A lot of professional forecasters who’d been looking at other aspects of the data anticipated a better number than this. And perhaps they’ll be vindicated when revisions are in. These numbers really do move quite a bit as more information becomes available. But, of course surprises, on the downside are possible as well as surprises on the upside.

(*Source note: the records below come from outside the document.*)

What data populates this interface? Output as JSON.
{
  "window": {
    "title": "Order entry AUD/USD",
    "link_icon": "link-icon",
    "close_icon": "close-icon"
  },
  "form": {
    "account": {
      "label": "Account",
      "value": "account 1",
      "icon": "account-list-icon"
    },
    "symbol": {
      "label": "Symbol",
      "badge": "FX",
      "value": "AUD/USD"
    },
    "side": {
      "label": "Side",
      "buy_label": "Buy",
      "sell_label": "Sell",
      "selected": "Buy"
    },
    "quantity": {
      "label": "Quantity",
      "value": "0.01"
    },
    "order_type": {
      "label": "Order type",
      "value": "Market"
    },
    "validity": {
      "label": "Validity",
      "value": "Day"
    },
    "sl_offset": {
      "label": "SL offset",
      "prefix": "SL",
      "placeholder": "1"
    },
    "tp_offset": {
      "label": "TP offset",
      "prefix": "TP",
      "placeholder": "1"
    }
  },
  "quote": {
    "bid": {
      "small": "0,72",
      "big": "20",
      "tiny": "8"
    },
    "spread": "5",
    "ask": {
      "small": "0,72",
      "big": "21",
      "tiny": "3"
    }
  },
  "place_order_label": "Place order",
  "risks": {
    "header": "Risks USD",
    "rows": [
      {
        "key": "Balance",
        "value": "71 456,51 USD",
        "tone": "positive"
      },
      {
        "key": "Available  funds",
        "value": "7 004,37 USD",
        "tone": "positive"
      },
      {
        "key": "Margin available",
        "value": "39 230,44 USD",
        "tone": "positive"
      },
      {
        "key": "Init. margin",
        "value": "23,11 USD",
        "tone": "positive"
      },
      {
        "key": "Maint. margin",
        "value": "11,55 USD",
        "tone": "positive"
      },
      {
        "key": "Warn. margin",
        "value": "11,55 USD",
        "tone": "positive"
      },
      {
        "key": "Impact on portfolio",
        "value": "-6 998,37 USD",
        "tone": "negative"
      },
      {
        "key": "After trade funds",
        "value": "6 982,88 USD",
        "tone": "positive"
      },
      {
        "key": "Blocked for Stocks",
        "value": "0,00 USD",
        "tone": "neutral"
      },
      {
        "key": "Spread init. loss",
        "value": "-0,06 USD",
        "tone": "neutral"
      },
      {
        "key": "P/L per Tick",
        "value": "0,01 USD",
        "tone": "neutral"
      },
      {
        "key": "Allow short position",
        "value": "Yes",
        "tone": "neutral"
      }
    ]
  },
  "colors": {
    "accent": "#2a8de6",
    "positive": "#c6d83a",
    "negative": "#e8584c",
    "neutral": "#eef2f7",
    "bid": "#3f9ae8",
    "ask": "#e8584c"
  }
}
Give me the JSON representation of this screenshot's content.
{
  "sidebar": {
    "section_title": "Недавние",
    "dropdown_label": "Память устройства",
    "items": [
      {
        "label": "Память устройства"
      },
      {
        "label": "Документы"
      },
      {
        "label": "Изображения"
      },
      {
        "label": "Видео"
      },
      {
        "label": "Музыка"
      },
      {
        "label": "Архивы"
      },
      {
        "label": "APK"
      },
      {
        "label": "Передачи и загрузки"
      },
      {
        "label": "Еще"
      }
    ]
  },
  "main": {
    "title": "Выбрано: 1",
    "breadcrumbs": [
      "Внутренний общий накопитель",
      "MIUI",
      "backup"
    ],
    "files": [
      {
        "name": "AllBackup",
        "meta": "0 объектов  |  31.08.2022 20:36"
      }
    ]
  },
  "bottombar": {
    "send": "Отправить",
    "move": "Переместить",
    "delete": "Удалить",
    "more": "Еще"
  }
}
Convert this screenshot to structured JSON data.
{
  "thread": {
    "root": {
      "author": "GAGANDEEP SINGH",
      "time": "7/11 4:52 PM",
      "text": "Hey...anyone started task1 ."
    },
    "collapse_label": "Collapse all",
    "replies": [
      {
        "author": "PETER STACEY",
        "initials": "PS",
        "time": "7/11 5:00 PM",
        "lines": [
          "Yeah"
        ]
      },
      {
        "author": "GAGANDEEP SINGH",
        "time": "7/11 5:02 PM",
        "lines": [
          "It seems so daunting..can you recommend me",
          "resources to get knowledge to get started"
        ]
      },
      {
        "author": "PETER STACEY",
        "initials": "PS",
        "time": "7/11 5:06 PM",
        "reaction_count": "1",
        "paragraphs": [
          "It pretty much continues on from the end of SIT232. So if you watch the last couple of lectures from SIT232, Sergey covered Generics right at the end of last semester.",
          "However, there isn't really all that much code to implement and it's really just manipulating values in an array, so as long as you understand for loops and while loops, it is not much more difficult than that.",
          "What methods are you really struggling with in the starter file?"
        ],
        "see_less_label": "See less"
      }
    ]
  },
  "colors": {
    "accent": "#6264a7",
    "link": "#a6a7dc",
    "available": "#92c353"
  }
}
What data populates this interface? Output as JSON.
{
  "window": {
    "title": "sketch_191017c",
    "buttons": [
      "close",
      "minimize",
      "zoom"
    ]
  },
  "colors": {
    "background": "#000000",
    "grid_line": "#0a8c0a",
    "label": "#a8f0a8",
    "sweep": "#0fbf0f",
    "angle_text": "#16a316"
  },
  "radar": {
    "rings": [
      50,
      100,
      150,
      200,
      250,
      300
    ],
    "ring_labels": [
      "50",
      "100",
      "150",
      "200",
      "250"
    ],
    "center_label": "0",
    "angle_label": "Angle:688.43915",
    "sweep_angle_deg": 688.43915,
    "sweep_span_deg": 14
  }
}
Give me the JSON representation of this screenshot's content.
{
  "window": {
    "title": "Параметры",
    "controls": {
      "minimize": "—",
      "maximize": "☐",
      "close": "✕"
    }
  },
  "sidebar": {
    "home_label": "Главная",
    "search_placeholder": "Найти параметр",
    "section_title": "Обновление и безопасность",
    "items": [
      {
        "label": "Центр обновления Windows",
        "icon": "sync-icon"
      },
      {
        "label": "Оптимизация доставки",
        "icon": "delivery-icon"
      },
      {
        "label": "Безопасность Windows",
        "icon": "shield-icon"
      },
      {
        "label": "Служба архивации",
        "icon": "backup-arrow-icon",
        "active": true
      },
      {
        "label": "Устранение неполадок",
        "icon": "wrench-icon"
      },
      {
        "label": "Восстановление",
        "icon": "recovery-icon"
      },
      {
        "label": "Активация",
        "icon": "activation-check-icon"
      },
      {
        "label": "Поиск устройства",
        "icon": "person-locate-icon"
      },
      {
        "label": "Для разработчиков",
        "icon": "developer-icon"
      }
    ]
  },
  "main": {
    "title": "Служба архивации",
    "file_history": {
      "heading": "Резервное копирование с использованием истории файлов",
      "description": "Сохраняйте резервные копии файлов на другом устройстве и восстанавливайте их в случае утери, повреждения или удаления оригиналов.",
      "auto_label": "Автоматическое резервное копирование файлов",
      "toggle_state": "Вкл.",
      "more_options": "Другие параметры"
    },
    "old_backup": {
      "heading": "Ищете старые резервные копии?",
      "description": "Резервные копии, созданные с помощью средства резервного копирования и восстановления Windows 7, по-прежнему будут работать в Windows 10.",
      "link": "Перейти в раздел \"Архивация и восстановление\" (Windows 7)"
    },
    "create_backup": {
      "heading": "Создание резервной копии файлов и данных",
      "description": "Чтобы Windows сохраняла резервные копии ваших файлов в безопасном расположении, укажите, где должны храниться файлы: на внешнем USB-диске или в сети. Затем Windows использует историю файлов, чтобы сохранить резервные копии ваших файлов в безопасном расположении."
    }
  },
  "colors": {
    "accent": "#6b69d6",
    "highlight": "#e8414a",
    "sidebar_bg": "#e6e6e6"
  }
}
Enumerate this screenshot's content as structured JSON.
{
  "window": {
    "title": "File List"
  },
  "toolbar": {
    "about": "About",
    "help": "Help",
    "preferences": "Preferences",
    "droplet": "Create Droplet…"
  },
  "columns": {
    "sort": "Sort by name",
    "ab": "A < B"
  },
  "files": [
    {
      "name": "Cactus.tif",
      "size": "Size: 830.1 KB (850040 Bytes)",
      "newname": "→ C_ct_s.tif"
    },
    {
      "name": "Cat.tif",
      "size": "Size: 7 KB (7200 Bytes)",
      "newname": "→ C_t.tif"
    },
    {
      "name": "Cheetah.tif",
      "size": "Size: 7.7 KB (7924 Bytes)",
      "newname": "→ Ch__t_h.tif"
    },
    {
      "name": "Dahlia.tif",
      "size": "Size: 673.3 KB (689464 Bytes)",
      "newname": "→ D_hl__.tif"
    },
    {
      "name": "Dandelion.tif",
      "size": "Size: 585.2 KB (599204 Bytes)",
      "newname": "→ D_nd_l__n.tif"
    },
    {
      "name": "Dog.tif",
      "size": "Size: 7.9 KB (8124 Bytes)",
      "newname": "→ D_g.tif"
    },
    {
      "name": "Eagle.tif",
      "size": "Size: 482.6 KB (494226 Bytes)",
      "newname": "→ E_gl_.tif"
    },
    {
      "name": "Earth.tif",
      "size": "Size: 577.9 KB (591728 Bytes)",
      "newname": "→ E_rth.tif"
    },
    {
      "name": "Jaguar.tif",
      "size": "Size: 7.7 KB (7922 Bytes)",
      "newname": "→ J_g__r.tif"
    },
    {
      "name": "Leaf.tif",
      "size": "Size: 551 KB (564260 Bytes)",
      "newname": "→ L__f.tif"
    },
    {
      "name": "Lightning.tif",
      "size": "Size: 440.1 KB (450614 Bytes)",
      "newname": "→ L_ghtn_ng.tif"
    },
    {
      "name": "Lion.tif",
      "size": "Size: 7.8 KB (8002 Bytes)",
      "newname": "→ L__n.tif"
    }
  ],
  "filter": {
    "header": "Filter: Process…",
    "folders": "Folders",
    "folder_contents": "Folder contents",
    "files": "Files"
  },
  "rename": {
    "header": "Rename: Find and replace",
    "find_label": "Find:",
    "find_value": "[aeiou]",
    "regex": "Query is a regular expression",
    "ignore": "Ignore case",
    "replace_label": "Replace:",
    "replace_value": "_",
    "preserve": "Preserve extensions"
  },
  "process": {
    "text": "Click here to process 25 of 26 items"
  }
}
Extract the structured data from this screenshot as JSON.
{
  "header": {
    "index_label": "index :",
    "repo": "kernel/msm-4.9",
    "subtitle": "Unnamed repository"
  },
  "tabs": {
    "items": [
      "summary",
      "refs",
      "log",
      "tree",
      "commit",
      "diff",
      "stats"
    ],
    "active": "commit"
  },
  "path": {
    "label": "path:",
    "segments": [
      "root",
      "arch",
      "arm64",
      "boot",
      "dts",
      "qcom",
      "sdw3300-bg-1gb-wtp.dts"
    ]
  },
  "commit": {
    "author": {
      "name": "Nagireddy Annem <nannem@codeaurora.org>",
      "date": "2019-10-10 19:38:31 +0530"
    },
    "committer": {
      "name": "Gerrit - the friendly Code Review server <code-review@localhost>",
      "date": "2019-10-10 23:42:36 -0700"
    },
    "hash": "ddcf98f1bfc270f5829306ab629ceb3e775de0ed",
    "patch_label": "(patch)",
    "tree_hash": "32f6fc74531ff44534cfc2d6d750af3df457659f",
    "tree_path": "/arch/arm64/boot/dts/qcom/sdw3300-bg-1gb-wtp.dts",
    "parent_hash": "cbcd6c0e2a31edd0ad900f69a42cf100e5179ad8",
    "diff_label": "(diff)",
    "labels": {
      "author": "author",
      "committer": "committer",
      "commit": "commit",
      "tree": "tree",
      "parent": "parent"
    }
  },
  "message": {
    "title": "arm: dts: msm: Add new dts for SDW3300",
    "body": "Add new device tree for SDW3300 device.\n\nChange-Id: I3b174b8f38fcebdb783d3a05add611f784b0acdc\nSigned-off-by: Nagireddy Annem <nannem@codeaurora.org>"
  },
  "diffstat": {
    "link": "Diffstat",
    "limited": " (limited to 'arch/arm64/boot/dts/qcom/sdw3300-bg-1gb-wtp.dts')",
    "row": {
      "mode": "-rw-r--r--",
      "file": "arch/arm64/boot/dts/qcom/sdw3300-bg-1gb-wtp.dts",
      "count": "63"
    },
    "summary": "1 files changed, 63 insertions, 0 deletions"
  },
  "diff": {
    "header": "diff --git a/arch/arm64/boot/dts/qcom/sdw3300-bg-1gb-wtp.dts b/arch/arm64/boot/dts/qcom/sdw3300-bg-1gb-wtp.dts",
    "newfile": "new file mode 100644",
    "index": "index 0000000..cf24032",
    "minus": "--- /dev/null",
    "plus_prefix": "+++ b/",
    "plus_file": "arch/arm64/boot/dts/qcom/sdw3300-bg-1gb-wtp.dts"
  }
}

The fact that this happens is a reminder of how insane it is that we’ve had months of speculation about when the Federal Reserve is going to start “tapering” its quantitative easing bond purchases. The inflation data has been crystal clear about the fact that we continue to be in a very low-inflation environment. But some things that looked like good news on the jobs front had people itching to head for the exit doors. The dual mandate isn’t supposed to work like that. The employment aspect of it is a reason to sometimes avoid tight money even when inflation is running over 2 percent. There’s never a reason to implement tighter money when inflation is below the target level.